Some of the early reviews have described Hellhound as a non-fiction thriller. How do you feel about that?
A number of people who’ve read it have told me it reads like a big detective story—like Day of the Jackal, or something. If it is a thriller, then I suppose a critic could say that I’ve taken a national tragedy and turned it into an entertainment of sorts, and I don’t like the sound of that. On the other hand, I don’t apologize for trying to make history fluid and enjoyable to read. In fact, I work hard at it. I really wrassle with the structure and the architecture, the interweave of characters, the plot-lines and the pacing and all the thousand-and-one details that keep the story humming along. But if this book’s a thriller, it’s also a requiem—the story of the last days of a great man and the end of his movement. When it comes to the passages on King, I think it’s quite evident to readers that, though I show him warts and all, I’m absolutely in awe of the man and his ferocious eloquence and his otherworldly courage. I think he was the closest thing we’ve had in our history to a heaven-sent agent of social change. People like King only come along every thousand years or so.
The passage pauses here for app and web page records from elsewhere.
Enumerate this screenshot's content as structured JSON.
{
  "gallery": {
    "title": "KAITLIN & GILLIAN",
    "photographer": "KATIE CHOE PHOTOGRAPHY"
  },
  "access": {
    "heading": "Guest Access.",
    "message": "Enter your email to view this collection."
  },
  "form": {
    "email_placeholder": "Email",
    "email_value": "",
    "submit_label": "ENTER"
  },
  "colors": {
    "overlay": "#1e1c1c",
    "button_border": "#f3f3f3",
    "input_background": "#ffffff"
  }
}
One of the most compelling things about Hellhound is the role of the FBI. In the first third, the FBI is something of a villain, but by the last third, it’s the protagonist.
There’s good and bad in all people and all institutions, and in this book, as with my previous ones, I’m more drawn to graduations of character than to absolutes. I don’t wrap King and his movement in a halo-glow, as so many books have done. I’ve tried to make him human on the page—which means flawed, vulnerable, full of doubts, uncertain about the future, and buffeted by the stresses of his position. By the same token, I don’t operate under the assumption that all FBI agents are evil, as so many of the conspiracy books have done. I find it absolutely fascinating that Hoover’s FBI, the very agency that had done everything within its power to ruin and smear King, was then commissioned with the responsibility of finding King’s killer. And once embarked on that task, they did an extraordinary job. It was the largest manhunt, for a single criminal, in American history. It got down to the level of fibers, fingerprints, laundry tags, and the microscopic numbers on a transistor radio. The field agents were doing the job they were created for—solving crimes important to the nation. It was one of the FBI’s finest hours.